The result, overall, is an asset-based recovery, not a Main Street recovery. Yes, the economy is growing again, but the surge in productivity is a mirage. Worker output per hour is skyrocketing because companies are generating almost as much output with fewer workers and fewer hours. The Fed, meanwhile, has become an enabler to all this, making it as cheap as possible for companies to axe their employees. Money costs so little these days it’s easy to substitute capital for labor. It’s also easy to buy up foreign assets with cheap American money. And it’s now blissfully easy for Wall Street to borrow money almost free and buy all sorts of interests in foreign assets, especially commodities. Thats why were seeing the prices of foreign commodities and other assets go through the roof. At the same time, the Treasury continues to be fixated on keeping banks afloat. The Administrations mortgage mitigation efforts are lagging. Small businesses are starved of credit. The White House has announced a “jobs summit,” which is better than nothing but not nearly as good as pushiing immediately for a larger stimulus, a new jobs tax credit, and a WPA-style jobs program. The Fed and the Teasury have, in effect, placed a huge bet on a recovery driven by asset prices. That’s a bad bet. The great disconnect between the stock market and jobs is pushing stock prices way out of line with the real economy. This isnt sustainable.

via Robert Reichs Blog: The Great Disconnect Between Stocks and Jobs.

via Robert Reichs Blog: The Great Disconnect Between Stocks and Jobs.

Regulators Resist Volcker Wandering Warning of Too-Big-to-Fail – Bloomberg.com

Dec. 15 (Bloomberg) — Paul A. Volcker visited nine cities in five countries in the past eight weeks to warn that bankers and regulators “have not come anywhere close to responding with necessary vigor” to the worst economic crisis in 70 years.

“There is a lot of evidence that financial weaknesses brought us to the brink of a great depression,” Volcker, 82, said Dec. 8. at a conference in West Sussex, England. He told executives there that the changes they’ve proposed are “like a dimple.”

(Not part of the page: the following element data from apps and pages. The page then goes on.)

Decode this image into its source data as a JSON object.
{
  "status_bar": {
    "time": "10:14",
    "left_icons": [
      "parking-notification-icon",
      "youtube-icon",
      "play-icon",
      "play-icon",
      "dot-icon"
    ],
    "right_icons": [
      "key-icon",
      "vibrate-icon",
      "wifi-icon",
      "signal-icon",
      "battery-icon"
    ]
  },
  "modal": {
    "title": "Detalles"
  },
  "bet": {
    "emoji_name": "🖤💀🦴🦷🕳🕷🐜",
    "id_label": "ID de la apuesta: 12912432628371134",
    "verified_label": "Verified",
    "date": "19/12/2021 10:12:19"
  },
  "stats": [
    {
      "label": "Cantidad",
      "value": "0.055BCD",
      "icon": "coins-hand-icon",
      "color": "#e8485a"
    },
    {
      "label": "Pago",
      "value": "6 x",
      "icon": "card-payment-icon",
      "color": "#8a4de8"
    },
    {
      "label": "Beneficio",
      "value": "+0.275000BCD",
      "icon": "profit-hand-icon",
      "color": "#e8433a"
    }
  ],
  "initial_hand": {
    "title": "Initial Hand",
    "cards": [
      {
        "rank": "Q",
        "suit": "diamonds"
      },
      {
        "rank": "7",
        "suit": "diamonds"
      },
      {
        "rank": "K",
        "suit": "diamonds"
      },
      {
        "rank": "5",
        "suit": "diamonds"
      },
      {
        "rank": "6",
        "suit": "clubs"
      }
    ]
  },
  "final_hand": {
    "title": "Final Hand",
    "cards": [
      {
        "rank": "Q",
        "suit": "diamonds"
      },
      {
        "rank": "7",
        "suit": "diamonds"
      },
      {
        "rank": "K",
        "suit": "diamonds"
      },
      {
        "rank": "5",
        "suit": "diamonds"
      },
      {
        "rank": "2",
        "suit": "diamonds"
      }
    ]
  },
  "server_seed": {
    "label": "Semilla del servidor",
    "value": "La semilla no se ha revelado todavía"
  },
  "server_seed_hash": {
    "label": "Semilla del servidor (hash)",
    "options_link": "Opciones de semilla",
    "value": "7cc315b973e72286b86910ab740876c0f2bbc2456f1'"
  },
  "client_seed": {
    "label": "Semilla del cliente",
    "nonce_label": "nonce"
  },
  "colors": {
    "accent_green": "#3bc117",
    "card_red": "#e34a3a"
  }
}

Two years after the start of the deepest recession since the 1930s, no U.S. or European authority has put in force a single measure that would transform the financial system, based on data compiled by Bloomberg. No rule- or law-making body is actively considering the automatic dismantling of banks that Volcker told Congress are sheltered by access to an implicit safety net.

There’s little evidence that policy makers are heeding Volcker, the former chairman of the U.S. Federal Reserve.

via Regulators Resist Volcker Wandering Warning of Too-Big-to-Fail – Bloomberg.com.

via Regulators Resist Volcker Wandering Warning of Too-Big-to-Fail – Bloomberg.com.